The International Association for the Study of Popular Romance (IASPR) is proud to announce the winner of the first annual Conseula Francis Award for the best unpublished essay on popular romance media and / or the logics, institutions, and social practices of romantic love in global popular culture. The winning essay this year is “The Stable Muslim Love Triangle – Triangular Desire in Black Muslim Romance Fiction," by Layla Abdullah-Poulos of SUNY Empire State College: a groundbreaking study of "the amalgamation of Islamic, Black American, and American notions of love, courtship, and sexual dialogue" in this emerging textual corpus.
As the winning essay, "The Stable Muslim Love Triangle" will receive a $250 USD cash prize and be published in the peer-reviewed Journal of Popular Romance Studies. Abdullah-Poulos will also join the the panel of judges for next year's Francis Award.
The Francis Award is in honor of Conseula Francis, whose work on popular romance fiction focused on African American authors and representations of Black love. Essays submitted to the competition may focus on work in any medium (e.g., fiction, film, TV, music, comics, or advice literature) or on topics related to real-world courtship, dating, relationships, and love; priority for the Francis Award will be given to manuscripts that address the diversity of, and diversities within, popular romance and romantic love culture: e.g., diversity of race, ethnicity, gender, religion, class, sexuality, disability, or age.
Associate provost and professor of English and African American Studies at the College of Charleston, Francis was the author of The Critical Reception of James Baldwin: 1963-2010 (2014) and the editor of Conversations with Octavia Butler (2009). In 2010, she was awarded a research grant by the Romance Writers of America for “Uncommon Pleasures: Textual Pleasure and Female Sexual Agency in Contemporary African American Romance and Erotica,” a project focused on the work of Beverly Jenkins and Zane. An essay drawn from this research, “Flipping the Script: Romancing Zane’s Urban Erotica,” was published shortly before her death in Romance Fiction and American Culture: Love as the Practice of Freedom? Francis wrote about Zane for the NEH-funded Popular Romance Project, as well as about romantic representations of Barack and Michelle Obama during the 2012 presidential campaign.
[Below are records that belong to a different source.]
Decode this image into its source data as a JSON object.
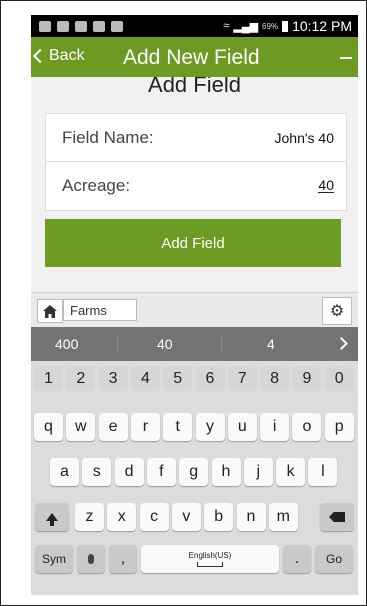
{
  "statusbar": {
    "battery_pct": "69%",
    "time": "10:12 PM"
  },
  "navbar": {
    "back_label": "Back",
    "title": "Add New Field"
  },
  "form": {
    "section_title": "Add Field",
    "field_name_label": "Field Name:",
    "field_name_value": "John's 40",
    "acreage_label": "Acreage:",
    "acreage_value": "40"
  },
  "add_button": {
    "label": "Add Field"
  },
  "keyboard": {
    "toolbar": {
      "farms_label": "Farms"
    },
    "suggestions": [
      "400",
      "40",
      "4"
    ],
    "number_row": [
      "1",
      "2",
      "3",
      "4",
      "5",
      "6",
      "7",
      "8",
      "9",
      "0"
    ],
    "row1": [
      "q",
      "w",
      "e",
      "r",
      "t",
      "y",
      "u",
      "i",
      "o",
      "p"
    ],
    "row2": [
      "a",
      "s",
      "d",
      "f",
      "g",
      "h",
      "j",
      "k",
      "l"
    ],
    "row3": [
      "z",
      "x",
      "c",
      "v",
      "b",
      "n",
      "m"
    ],
    "sym_label": "Sym",
    "comma": ",",
    "space_label": "English(US)",
    "period": ".",
    "go_label": "Go"
  },
  "icons": [
    "chevron-left-icon",
    "minus-icon",
    "home-icon",
    "gear-icon",
    "chevron-right-icon",
    "shift-icon",
    "backspace-icon",
    "mic-icon"
  ]
}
The annual deadline for submissions for the Francis Award is December 1, and the winner will be announced in April or May of the following year. All submissions should be sent to Erin Young, Managing Editor of the Journal of Popular Romance Studies, at email@example.com. Please put “Francis Award” in your subject line. All submissions must be Microsoft Word documents, with citations in MLA format; in keeping with JPRS publication guidelines we will consider essays of 5000 to ~10,000 words in length. Please remove your name or the name of any co-authors from the submitted manuscript; in your cover-letter email, please provide your contact information (address, phone number, e-mail address) and a 150-200 word abstract of the submission.
The judges for the Francis Award will be a mix of established and emerging scholars in the field of Popular Romance Studies, chosen by IASPR; each winner will be invited to join the judging team for the following year.